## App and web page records
+++++

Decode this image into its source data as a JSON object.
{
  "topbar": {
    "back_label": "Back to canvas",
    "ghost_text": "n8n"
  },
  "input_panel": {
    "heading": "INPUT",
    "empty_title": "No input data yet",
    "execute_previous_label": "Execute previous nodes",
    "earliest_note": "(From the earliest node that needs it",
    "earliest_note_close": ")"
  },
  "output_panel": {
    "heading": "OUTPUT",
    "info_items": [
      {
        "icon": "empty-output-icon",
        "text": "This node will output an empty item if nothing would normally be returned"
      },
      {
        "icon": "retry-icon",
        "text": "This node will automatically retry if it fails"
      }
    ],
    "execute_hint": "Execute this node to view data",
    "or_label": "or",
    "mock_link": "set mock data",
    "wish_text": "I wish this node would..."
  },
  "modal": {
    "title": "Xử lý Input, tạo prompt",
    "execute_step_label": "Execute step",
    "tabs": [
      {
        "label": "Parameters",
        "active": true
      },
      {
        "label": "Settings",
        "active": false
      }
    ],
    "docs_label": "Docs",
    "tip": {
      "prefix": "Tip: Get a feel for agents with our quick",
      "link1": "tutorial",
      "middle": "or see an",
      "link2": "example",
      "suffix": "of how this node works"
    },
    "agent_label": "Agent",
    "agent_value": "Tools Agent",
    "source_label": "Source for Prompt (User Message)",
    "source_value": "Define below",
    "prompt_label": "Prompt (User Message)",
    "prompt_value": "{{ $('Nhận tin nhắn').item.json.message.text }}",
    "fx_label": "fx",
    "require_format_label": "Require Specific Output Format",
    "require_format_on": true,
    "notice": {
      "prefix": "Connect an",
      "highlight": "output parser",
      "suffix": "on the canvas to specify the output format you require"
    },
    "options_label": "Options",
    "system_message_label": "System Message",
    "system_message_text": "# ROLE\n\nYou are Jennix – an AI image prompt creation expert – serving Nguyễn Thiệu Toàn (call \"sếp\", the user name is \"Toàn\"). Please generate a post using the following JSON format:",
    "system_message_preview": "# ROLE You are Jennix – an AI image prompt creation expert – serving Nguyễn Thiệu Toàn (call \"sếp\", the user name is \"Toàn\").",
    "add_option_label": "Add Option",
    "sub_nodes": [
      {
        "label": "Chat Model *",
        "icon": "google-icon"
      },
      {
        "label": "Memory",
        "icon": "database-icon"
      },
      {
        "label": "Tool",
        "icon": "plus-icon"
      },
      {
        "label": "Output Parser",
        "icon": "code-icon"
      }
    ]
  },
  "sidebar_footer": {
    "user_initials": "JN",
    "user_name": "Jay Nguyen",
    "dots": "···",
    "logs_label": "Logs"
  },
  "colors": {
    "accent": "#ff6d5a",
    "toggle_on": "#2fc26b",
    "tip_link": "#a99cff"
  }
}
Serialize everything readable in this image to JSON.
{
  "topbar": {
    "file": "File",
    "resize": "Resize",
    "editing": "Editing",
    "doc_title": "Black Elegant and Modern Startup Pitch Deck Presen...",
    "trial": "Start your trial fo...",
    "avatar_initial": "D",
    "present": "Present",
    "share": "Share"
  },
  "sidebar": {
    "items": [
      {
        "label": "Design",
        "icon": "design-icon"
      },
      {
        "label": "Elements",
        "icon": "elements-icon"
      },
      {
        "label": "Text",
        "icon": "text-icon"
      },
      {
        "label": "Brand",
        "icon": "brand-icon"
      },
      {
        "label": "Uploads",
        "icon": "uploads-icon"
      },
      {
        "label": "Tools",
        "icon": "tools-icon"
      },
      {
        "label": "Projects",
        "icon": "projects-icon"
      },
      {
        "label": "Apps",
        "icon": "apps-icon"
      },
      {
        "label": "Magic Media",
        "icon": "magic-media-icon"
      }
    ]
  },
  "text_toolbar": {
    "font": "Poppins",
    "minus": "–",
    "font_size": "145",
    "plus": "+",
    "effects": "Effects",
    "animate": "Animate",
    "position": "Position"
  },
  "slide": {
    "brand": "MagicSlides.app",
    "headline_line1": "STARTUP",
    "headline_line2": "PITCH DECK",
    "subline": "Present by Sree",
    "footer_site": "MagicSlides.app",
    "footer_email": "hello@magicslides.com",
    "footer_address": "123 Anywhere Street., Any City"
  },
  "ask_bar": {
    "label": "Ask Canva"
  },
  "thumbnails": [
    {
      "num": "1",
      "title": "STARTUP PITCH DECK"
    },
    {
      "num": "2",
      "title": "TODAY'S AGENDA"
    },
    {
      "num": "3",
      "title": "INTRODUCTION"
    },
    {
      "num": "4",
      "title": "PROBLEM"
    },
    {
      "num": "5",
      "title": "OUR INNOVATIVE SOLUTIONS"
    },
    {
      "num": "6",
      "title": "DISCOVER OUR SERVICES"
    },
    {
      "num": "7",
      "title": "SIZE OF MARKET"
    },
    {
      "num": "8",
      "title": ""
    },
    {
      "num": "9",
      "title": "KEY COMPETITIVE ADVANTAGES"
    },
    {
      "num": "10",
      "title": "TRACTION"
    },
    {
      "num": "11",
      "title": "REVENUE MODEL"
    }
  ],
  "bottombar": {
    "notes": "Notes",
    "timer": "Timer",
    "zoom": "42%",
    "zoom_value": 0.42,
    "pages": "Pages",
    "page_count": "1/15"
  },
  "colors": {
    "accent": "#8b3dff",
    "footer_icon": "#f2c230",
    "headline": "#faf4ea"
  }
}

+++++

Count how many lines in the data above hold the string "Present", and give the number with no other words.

2